* [What is expected]: Make an exact copy of the entries that come next.

* [Material for the task]:
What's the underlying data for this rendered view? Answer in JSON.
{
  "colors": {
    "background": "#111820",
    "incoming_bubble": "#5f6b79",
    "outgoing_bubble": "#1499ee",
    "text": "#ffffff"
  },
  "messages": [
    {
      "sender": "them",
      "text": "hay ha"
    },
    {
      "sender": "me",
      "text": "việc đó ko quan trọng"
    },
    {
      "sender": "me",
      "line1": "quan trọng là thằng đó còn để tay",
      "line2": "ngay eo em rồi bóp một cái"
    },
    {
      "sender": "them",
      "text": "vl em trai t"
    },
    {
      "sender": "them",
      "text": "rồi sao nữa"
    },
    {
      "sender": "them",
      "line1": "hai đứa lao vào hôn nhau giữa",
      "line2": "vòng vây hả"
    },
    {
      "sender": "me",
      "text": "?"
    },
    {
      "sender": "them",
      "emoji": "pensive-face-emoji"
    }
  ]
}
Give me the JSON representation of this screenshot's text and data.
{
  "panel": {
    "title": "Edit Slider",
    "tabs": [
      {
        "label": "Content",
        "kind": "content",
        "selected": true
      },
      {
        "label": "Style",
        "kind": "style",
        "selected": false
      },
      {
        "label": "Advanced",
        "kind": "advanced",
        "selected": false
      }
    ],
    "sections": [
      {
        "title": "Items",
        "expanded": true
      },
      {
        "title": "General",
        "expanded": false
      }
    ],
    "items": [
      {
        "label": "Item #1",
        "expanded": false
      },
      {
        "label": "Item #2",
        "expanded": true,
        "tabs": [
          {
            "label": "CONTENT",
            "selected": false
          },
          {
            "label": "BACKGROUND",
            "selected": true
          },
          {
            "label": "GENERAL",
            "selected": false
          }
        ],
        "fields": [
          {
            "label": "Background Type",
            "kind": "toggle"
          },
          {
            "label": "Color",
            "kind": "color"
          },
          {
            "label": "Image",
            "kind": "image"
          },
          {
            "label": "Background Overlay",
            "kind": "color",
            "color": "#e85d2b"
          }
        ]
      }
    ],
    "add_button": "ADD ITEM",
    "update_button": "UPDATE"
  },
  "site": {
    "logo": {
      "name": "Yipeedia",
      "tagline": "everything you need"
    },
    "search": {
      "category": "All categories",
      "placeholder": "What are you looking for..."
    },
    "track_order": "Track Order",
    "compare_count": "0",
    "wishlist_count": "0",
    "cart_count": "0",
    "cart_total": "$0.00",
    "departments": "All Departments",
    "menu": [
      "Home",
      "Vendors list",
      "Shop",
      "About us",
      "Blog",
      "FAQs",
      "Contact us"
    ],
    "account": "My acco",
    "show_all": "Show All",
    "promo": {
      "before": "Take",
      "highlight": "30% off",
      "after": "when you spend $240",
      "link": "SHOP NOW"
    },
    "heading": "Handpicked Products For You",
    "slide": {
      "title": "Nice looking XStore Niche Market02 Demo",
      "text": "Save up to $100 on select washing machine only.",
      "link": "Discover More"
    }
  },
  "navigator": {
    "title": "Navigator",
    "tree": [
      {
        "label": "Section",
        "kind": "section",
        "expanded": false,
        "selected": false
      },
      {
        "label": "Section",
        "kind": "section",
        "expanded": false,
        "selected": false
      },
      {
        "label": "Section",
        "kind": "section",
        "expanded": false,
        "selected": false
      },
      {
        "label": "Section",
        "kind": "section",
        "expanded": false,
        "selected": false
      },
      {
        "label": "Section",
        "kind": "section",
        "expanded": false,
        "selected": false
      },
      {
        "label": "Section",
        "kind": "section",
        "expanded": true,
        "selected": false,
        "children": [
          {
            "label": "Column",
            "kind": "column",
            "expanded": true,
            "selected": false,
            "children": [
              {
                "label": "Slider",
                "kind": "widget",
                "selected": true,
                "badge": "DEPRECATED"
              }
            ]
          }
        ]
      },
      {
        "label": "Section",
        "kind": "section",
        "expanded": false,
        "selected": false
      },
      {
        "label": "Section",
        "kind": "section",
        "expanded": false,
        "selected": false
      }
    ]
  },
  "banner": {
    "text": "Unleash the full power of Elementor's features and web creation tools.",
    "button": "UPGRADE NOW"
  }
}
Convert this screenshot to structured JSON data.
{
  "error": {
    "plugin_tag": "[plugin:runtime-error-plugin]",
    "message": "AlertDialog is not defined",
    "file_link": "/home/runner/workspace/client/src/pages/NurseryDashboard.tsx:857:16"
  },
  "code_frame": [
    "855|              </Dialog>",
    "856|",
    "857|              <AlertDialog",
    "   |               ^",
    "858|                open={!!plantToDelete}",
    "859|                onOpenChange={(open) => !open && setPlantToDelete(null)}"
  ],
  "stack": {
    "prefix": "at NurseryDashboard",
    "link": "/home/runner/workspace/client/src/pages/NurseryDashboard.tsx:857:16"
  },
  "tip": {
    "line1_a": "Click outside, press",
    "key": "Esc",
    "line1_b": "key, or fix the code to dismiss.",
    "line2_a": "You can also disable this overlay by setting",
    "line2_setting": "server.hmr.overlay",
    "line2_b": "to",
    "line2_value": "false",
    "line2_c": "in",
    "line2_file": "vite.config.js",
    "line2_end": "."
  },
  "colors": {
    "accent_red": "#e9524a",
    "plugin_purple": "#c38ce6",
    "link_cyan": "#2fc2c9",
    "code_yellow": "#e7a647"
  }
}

* [Solution to this task]:
What's the underlying data for this rendered view? Answer in JSON.
{
  "colors": {
    "background": "#111820",
    "incoming_bubble": "#5f6b79",
    "outgoing_bubble": "#1499ee",
    "text": "#ffffff"
  },
  "messages": [
    {
      "sender": "them",
      "text": "hay ha"
    },
    {
      "sender": "me",
      "text": "việc đó ko quan trọng"
    },
    {
      "sender": "me",
      "line1": "quan trọng là thằng đó còn để tay",
      "line2": "ngay eo em rồi bóp một cái"
    },
    {
      "sender": "them",
      "text": "vl em trai t"
    },
    {
      "sender": "them",
      "text": "rồi sao nữa"
    },
    {
      "sender": "them",
      "line1": "hai đứa lao vào hôn nhau giữa",
      "line2": "vòng vây hả"
    },
    {
      "sender": "me",
      "text": "?"
    },
    {
      "sender": "them",
      "emoji": "pensive-face-emoji"
    }
  ]
}
Give me the JSON representation of this screenshot's text and data.
{
  "panel": {
    "title": "Edit Slider",
    "tabs": [
      {
        "label": "Content",
        "kind": "content",
        "selected": true
      },
      {
        "label": "Style",
        "kind": "style",
        "selected": false
      },
      {
        "label": "Advanced",
        "kind": "advanced",
        "selected": false
      }
    ],
    "sections": [
      {
        "title": "Items",
        "expanded": true
      },
      {
        "title": "General",
        "expanded": false
      }
    ],
    "items": [
      {
        "label": "Item #1",
        "expanded": false
      },
      {
        "label": "Item #2",
        "expanded": true,
        "tabs": [
          {
            "label": "CONTENT",
            "selected": false
          },
          {
            "label": "BACKGROUND",
            "selected": true
          },
          {
            "label": "GENERAL",
            "selected": false
          }
        ],
        "fields": [
          {
            "label": "Background Type",
            "kind": "toggle"
          },
          {
            "label": "Color",
            "kind": "color"
          },
          {
            "label": "Image",
            "kind": "image"
          },
          {
            "label": "Background Overlay",
            "kind": "color",
            "color": "#e85d2b"
          }
        ]
      }
    ],
    "add_button": "ADD ITEM",
    "update_button": "UPDATE"
  },
  "site": {
    "logo": {
      "name": "Yipeedia",
      "tagline": "everything you need"
    },
    "search": {
      "category": "All categories",
      "placeholder": "What are you looking for..."
    },
    "track_order": "Track Order",
    "compare_count": "0",
    "wishlist_count": "0",
    "cart_count": "0",
    "cart_total": "$0.00",
    "departments": "All Departments",
    "menu": [
      "Home",
      "Vendors list",
      "Shop",
      "About us",
      "Blog",
      "FAQs",
      "Contact us"
    ],
    "account": "My acco",
    "show_all": "Show All",
    "promo": {
      "before": "Take",
      "highlight": "30% off",
      "after": "when you spend $240",
      "link": "SHOP NOW"
    },
    "heading": "Handpicked Products For You",
    "slide": {
      "title": "Nice looking XStore Niche Market02 Demo",
      "text": "Save up to $100 on select washing machine only.",
      "link": "Discover More"
    }
  },
  "navigator": {
    "title": "Navigator",
    "tree": [
      {
        "label": "Section",
        "kind": "section",
        "expanded": false,
        "selected": false
      },
      {
        "label": "Section",
        "kind": "section",
        "expanded": false,
        "selected": false
      },
      {
        "label": "Section",
        "kind": "section",
        "expanded": false,
        "selected": false
      },
      {
        "label": "Section",
        "kind": "section",
        "expanded": false,
        "selected": false
      },
      {
        "label": "Section",
        "kind": "section",
        "expanded": false,
        "selected": false
      },
      {
        "label": "Section",
        "kind": "section",
        "expanded": true,
        "selected": false,
        "children": [
          {
            "label": "Column",
            "kind": "column",
            "expanded": true,
            "selected": false,
            "children": [
              {
                "label": "Slider",
                "kind": "widget",
                "selected": true,
                "badge": "DEPRECATED"
              }
            ]
          }
        ]
      },
      {
        "label": "Section",
        "kind": "section",
        "expanded": false,
        "selected": false
      },
      {
        "label": "Section",
        "kind": "section",
        "expanded": false,
        "selected": false
      }
    ]
  },
  "banner": {
    "text": "Unleash the full power of Elementor's features and web creation tools.",
    "button": "UPGRADE NOW"
  }
}
Convert this screenshot to structured JSON data.
{
  "error": {
    "plugin_tag": "[plugin:runtime-error-plugin]",
    "message": "AlertDialog is not defined",
    "file_link": "/home/runner/workspace/client/src/pages/NurseryDashboard.tsx:857:16"
  },
  "code_frame": [
    "855|              </Dialog>",
    "856|",
    "857|              <AlertDialog",
    "   |               ^",
    "858|                open={!!plantToDelete}",
    "859|                onOpenChange={(open) => !open && setPlantToDelete(null)}"
  ],
  "stack": {
    "prefix": "at NurseryDashboard",
    "link": "/home/runner/workspace/client/src/pages/NurseryDashboard.tsx:857:16"
  },
  "tip": {
    "line1_a": "Click outside, press",
    "key": "Esc",
    "line1_b": "key, or fix the code to dismiss.",
    "line2_a": "You can also disable this overlay by setting",
    "line2_setting": "server.hmr.overlay",
    "line2_b": "to",
    "line2_value": "false",
    "line2_c": "in",
    "line2_file": "vite.config.js",
    "line2_end": "."
  },
  "colors": {
    "accent_red": "#e9524a",
    "plugin_purple": "#c38ce6",
    "link_cyan": "#2fc2c9",
    "code_yellow": "#e7a647"
  }
}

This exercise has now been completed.